» **Problem to solve**:
Copy each line below containing "this".

» **Task material**:
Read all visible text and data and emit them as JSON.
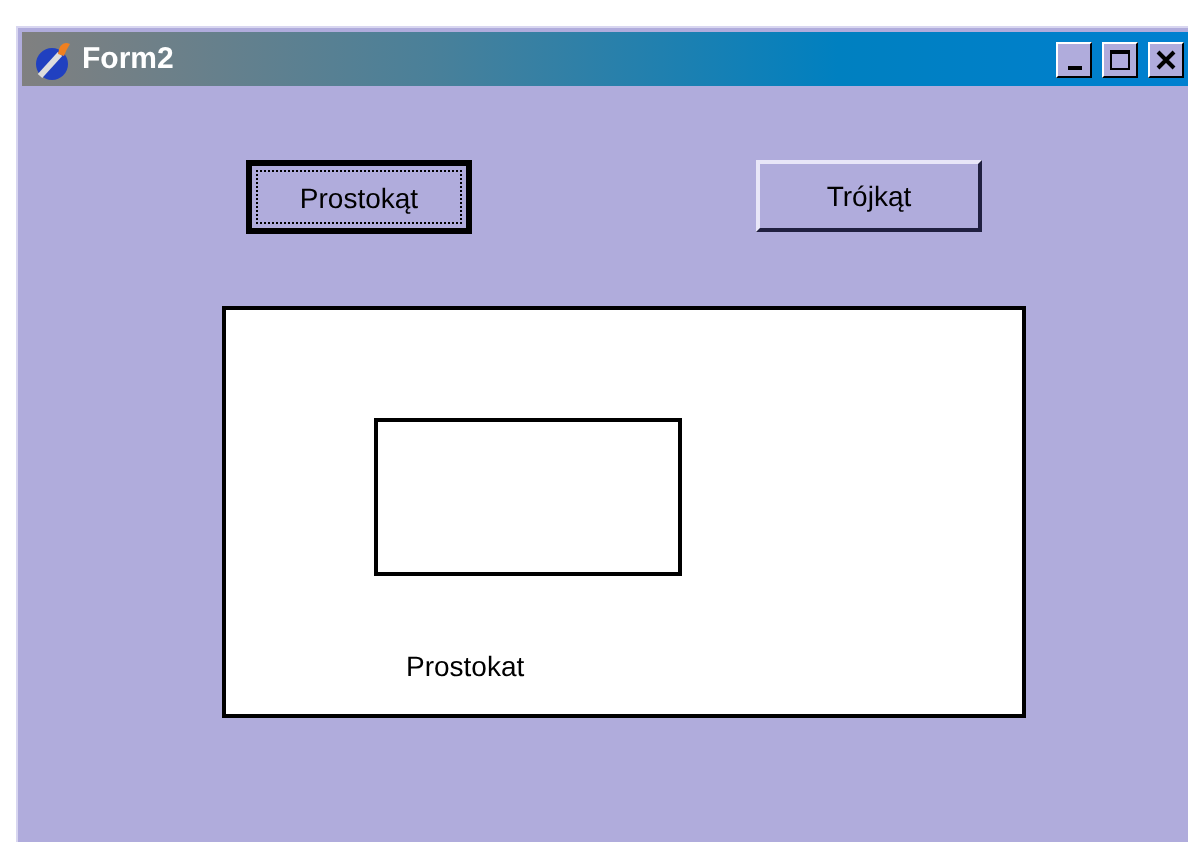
{
  "window": {
    "title": "Form2",
    "controls": [
      {
        "kind": "minimize"
      },
      {
        "kind": "maximize"
      },
      {
        "kind": "close"
      }
    ]
  },
  "buttons": [
    {
      "label": "Prostokąt",
      "focused": true
    },
    {
      "label": "Trójkąt",
      "focused": false
    }
  ],
  "canvas": {
    "shapes": [
      {
        "kind": "rectangle"
      },
      {
        "kind": "label",
        "text": "Prostokat"
      }
    ]
  }
}
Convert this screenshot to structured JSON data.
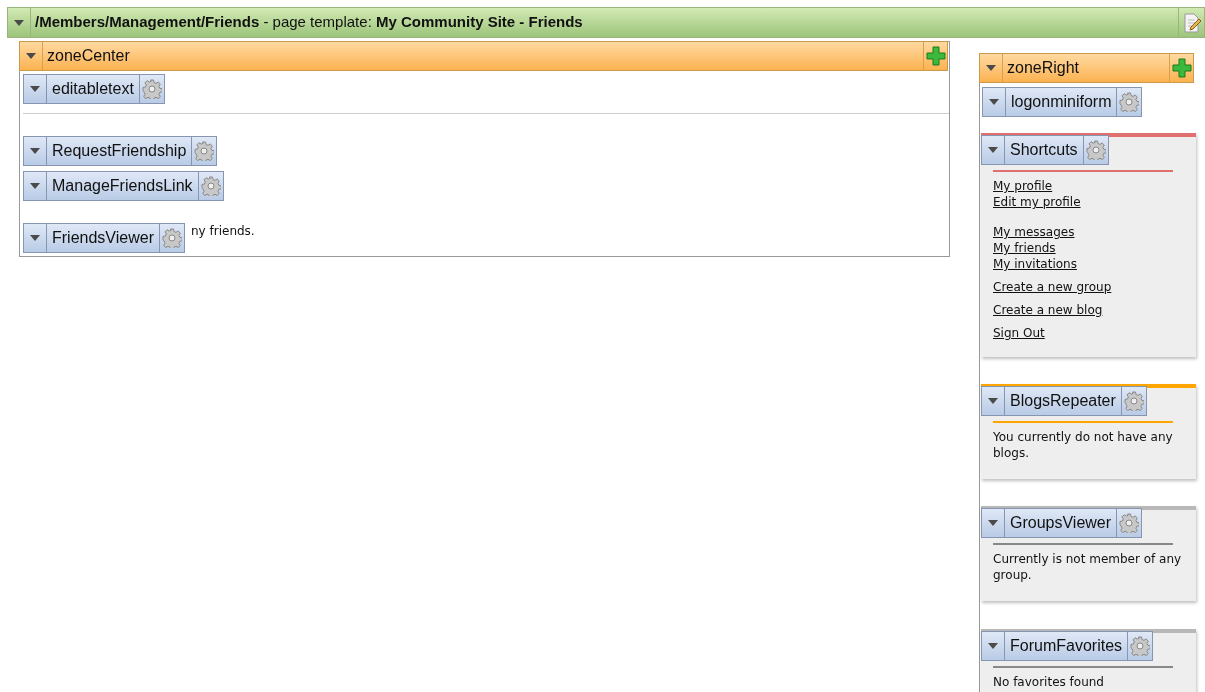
{
  "top_bar": {
    "title": "**/Members/Management/Friends** - page template: **My Community Site - Friends**"
  },
  "zone_center": {
    "name": "zoneCenter",
    "webparts": [
      {
        "name": "editabletext"
      },
      {
        "name": "RequestFriendship"
      },
      {
        "name": "ManageFriendsLink"
      },
      {
        "name": "FriendsViewer"
      }
    ],
    "visible_text": "ny friends."
  },
  "zone_right": {
    "name": "zoneRight",
    "webparts": [
      {
        "kind": "handle",
        "name": "logonminiform"
      },
      {
        "kind": "panel",
        "name": "Shortcuts",
        "color": "#e07070",
        "link_groups": [
          [
            "My profile",
            "Edit my profile"
          ],
          [
            "My messages",
            "My friends",
            "My invitations"
          ],
          [
            "Create a new group"
          ],
          [
            "Create a new blog"
          ],
          [
            "Sign Out"
          ]
        ]
      },
      {
        "kind": "panel",
        "name": "BlogsRepeater",
        "color": "#ffa500",
        "text": "You currently do not have any blogs."
      },
      {
        "kind": "panel",
        "name": "GroupsViewer",
        "color": "#b8b8b8",
        "text": "Currently is not member of any group."
      },
      {
        "kind": "panel",
        "name": "ForumFavorites",
        "color": "#b8b8b8",
        "text": "No favorites found"
      }
    ]
  }
}
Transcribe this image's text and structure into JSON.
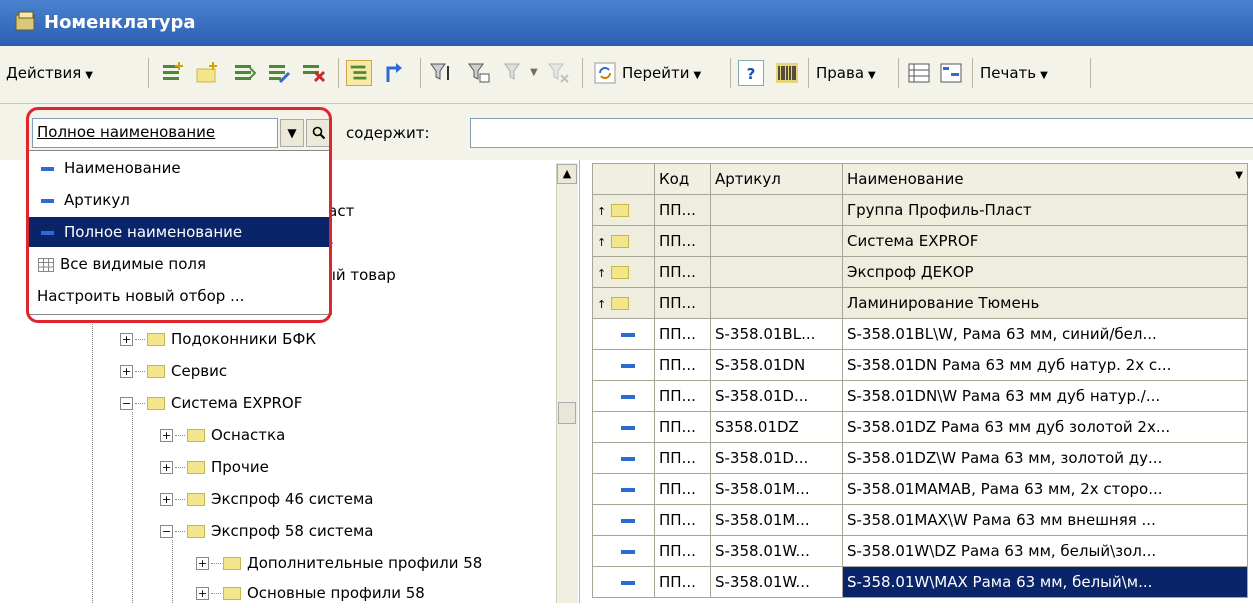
{
  "window": {
    "title": "Номенклатура"
  },
  "toolbar": {
    "actions_label": "Действия",
    "goto_label": "Перейти",
    "help_label": "?",
    "rights_label": "Права",
    "print_label": "Печать"
  },
  "filter": {
    "field_value": "Полное наименование",
    "contains_label": "содержит:"
  },
  "dropdown": {
    "items": [
      "Наименование",
      "Артикул",
      "Полное наименование",
      "Все видимые поля",
      "Настроить новый отбор ..."
    ]
  },
  "tree": {
    "partial": [
      "іаст",
      "е",
      "ый товар"
    ],
    "items": [
      "Подоконники БФК",
      "Сервис",
      "Система EXPROF",
      "Оснастка",
      "Прочие",
      "Экспроф 46 система",
      "Экспроф 58 система",
      "Дополнительные профили 58",
      "Основные профили 58"
    ]
  },
  "table": {
    "headers": [
      "Код",
      "Артикул",
      "Наименование"
    ],
    "rows": [
      {
        "code": "ПП...",
        "art": "",
        "name": "Группа Профиль-Пласт"
      },
      {
        "code": "ПП...",
        "art": "",
        "name": "Система EXPROF"
      },
      {
        "code": "ПП...",
        "art": "",
        "name": "Экспроф ДЕКОР"
      },
      {
        "code": "ПП...",
        "art": "",
        "name": "Ламинирование Тюмень"
      },
      {
        "code": "ПП...",
        "art": "S-358.01BL...",
        "name": "S-358.01BL\\W, Рама 63 мм, синий/бел..."
      },
      {
        "code": "ПП...",
        "art": "S-358.01DN",
        "name": "S-358.01DN Рама 63 мм дуб натур. 2х с..."
      },
      {
        "code": "ПП...",
        "art": "S-358.01D...",
        "name": "S-358.01DN\\W Рама 63 мм дуб натур./..."
      },
      {
        "code": "ПП...",
        "art": "S358.01DZ",
        "name": "S-358.01DZ Рама 63 мм дуб золотой 2х..."
      },
      {
        "code": "ПП...",
        "art": "S-358.01D...",
        "name": "S-358.01DZ\\W Рама 63 мм, золотой ду..."
      },
      {
        "code": "ПП...",
        "art": "S-358.01M...",
        "name": "S-358.01MAMAB, Рама 63 мм, 2х сторо..."
      },
      {
        "code": "ПП...",
        "art": "S-358.01M...",
        "name": "S-358.01MAX\\W Рама 63 мм внешняя ..."
      },
      {
        "code": "ПП...",
        "art": "S-358.01W...",
        "name": "S-358.01W\\DZ Рама 63 мм, белый\\зол..."
      },
      {
        "code": "ПП...",
        "art": "S-358.01W...",
        "name": "S-358.01W\\MAX Рама 63 мм, белый\\м..."
      }
    ]
  }
}
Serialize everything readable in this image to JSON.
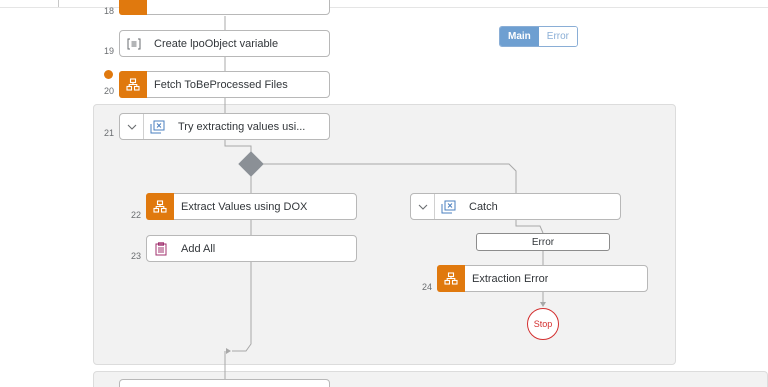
{
  "flow": {
    "toggle": {
      "main_label": "Main",
      "error_label": "Error"
    },
    "steps": [
      {
        "num": "18",
        "label": ""
      },
      {
        "num": "19",
        "label": "Create lpoObject variable"
      },
      {
        "num": "20",
        "label": "Fetch ToBeProcessed Files"
      },
      {
        "num": "21",
        "label": "Try extracting values usi..."
      },
      {
        "num": "22",
        "label": "Extract Values using DOX"
      },
      {
        "num": "23",
        "label": "Add All"
      },
      {
        "num": "",
        "label": "Catch"
      },
      {
        "num": "24",
        "label": "Extraction Error"
      }
    ],
    "error_branch_label": "Error",
    "stop_label": "Stop"
  },
  "colors": {
    "accent_orange": "#e0790e",
    "toggle_blue": "#6e9fd1",
    "stop_red": "#d32f2f"
  },
  "icons": {
    "variable": "bracket-list-icon",
    "subprocess": "hierarchy-icon",
    "try": "try-block-icon",
    "catch": "catch-block-icon",
    "list": "clipboard-list-icon"
  }
}
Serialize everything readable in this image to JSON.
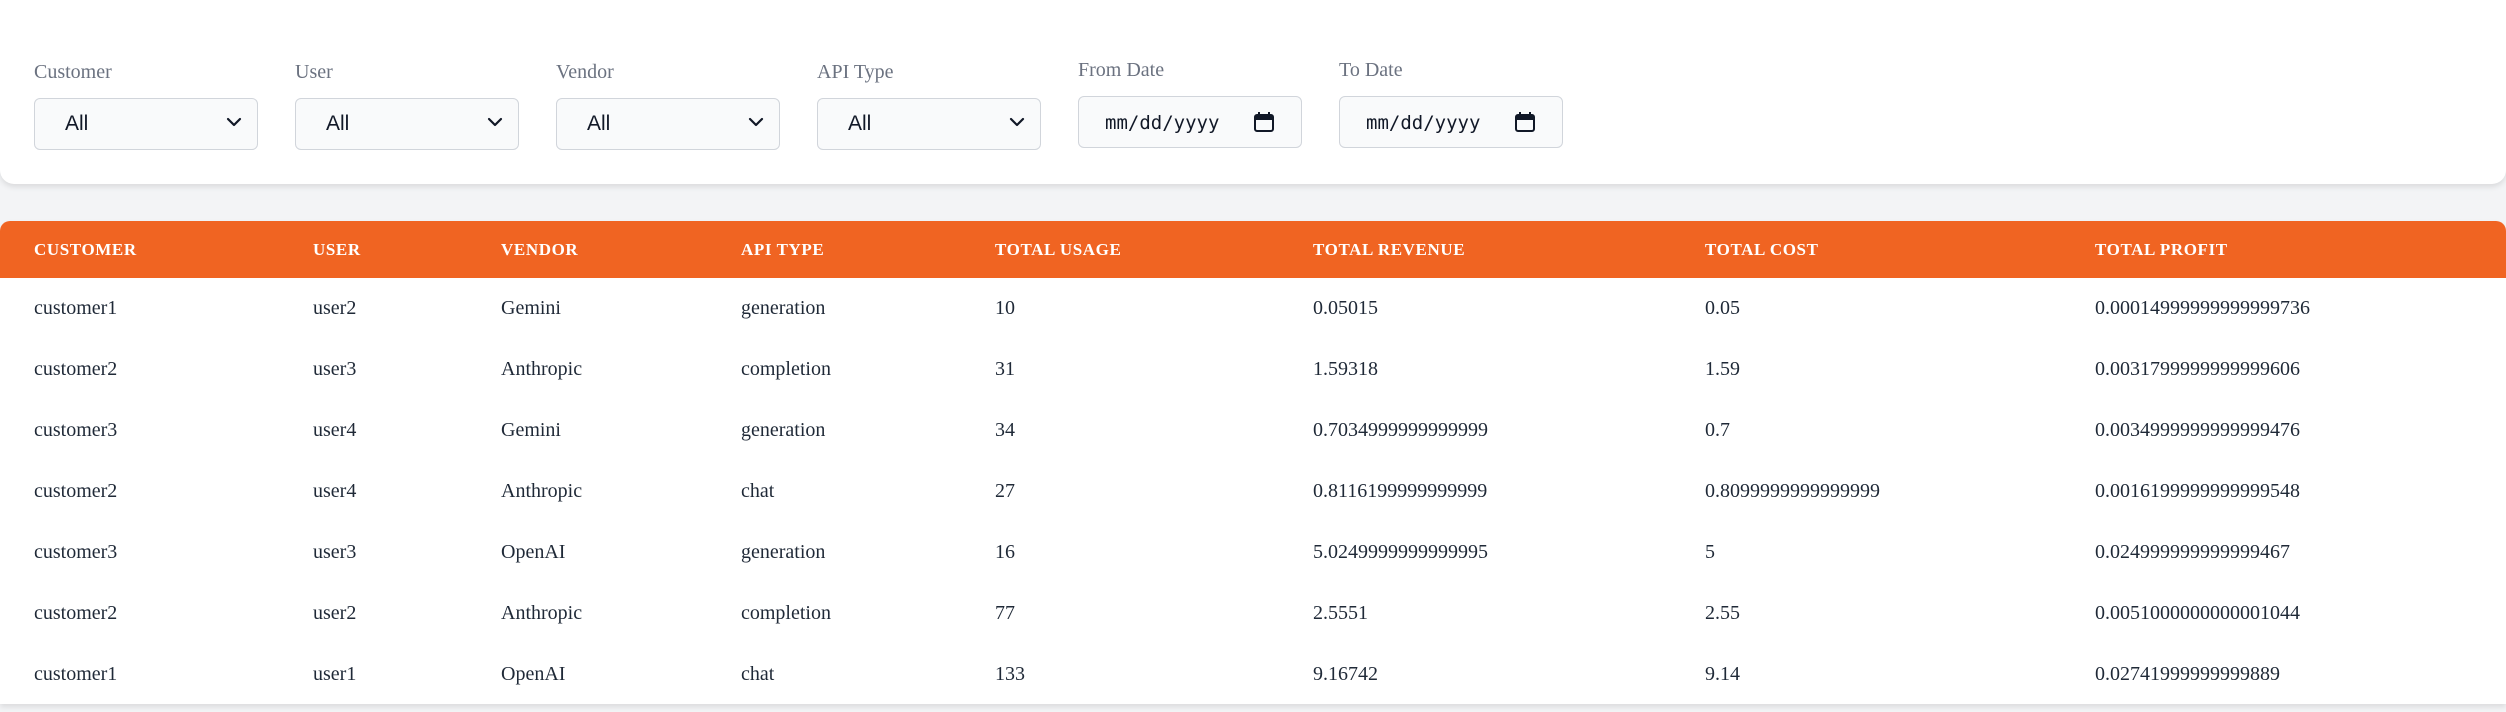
{
  "filters": {
    "customer": {
      "label": "Customer",
      "value": "All"
    },
    "user": {
      "label": "User",
      "value": "All"
    },
    "vendor": {
      "label": "Vendor",
      "value": "All"
    },
    "api_type": {
      "label": "API Type",
      "value": "All"
    },
    "from_date": {
      "label": "From Date",
      "placeholder": "mm/dd/yyyy"
    },
    "to_date": {
      "label": "To Date",
      "placeholder": "mm/dd/yyyy"
    }
  },
  "icons": {
    "select": "chevron-down-icon",
    "date": "calendar-icon"
  },
  "colors": {
    "header_accent": "#f06422",
    "header_text": "#ffffff",
    "body_text": "#1f2937",
    "label_text": "#6b7280"
  },
  "table": {
    "columns": [
      "Customer",
      "User",
      "Vendor",
      "API Type",
      "Total Usage",
      "Total Revenue",
      "Total Cost",
      "Total Profit"
    ],
    "rows": [
      [
        "customer1",
        "user2",
        "Gemini",
        "generation",
        "10",
        "0.05015",
        "0.05",
        "0.00014999999999999736"
      ],
      [
        "customer2",
        "user3",
        "Anthropic",
        "completion",
        "31",
        "1.59318",
        "1.59",
        "0.0031799999999999606"
      ],
      [
        "customer3",
        "user4",
        "Gemini",
        "generation",
        "34",
        "0.7034999999999999",
        "0.7",
        "0.0034999999999999476"
      ],
      [
        "customer2",
        "user4",
        "Anthropic",
        "chat",
        "27",
        "0.8116199999999999",
        "0.8099999999999999",
        "0.0016199999999999548"
      ],
      [
        "customer3",
        "user3",
        "OpenAI",
        "generation",
        "16",
        "5.0249999999999995",
        "5",
        "0.024999999999999467"
      ],
      [
        "customer2",
        "user2",
        "Anthropic",
        "completion",
        "77",
        "2.5551",
        "2.55",
        "0.0051000000000001044"
      ],
      [
        "customer1",
        "user1",
        "OpenAI",
        "chat",
        "133",
        "9.16742",
        "9.14",
        "0.02741999999999889"
      ]
    ]
  }
}
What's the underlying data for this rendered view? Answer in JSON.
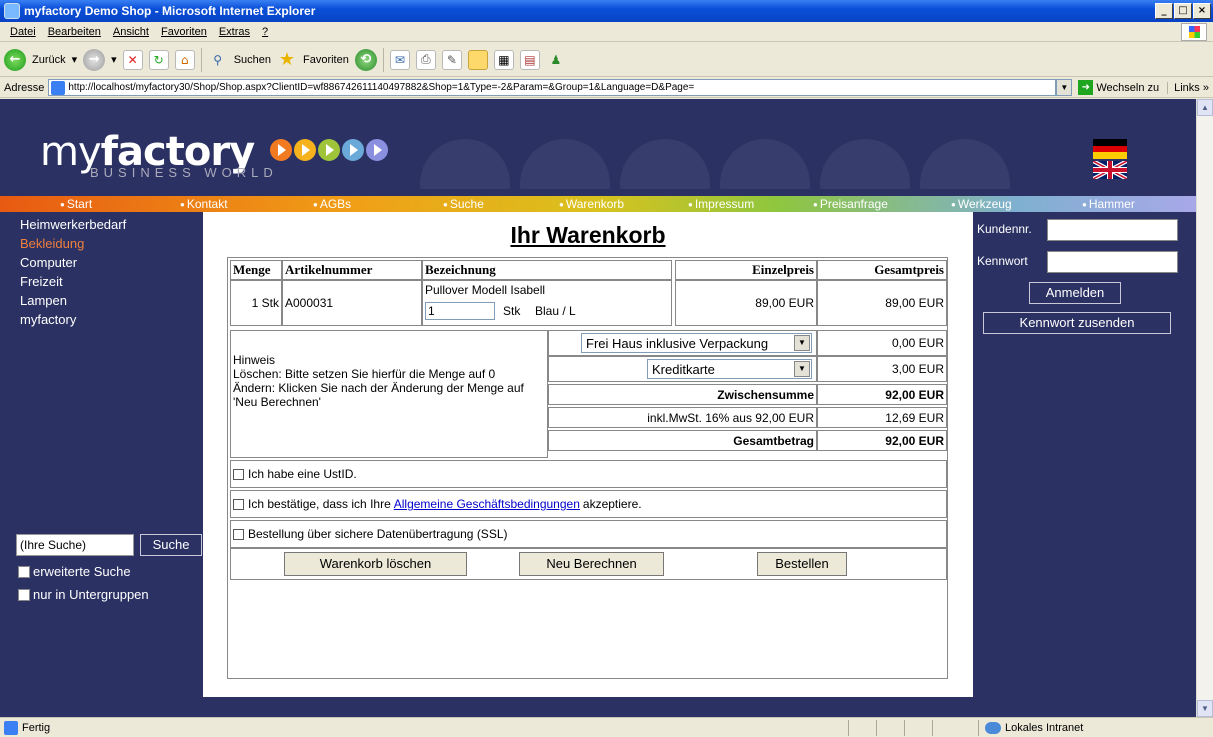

» **Expected answer**:
Convert this screenshot to structured JSON data.
Transcribe this image's text and structure into JSON.
Serialize everything readable in this image to JSON.
Serialize everything readable in this image to JSON.
What's the underlying data for this rendered view? Answer in JSON.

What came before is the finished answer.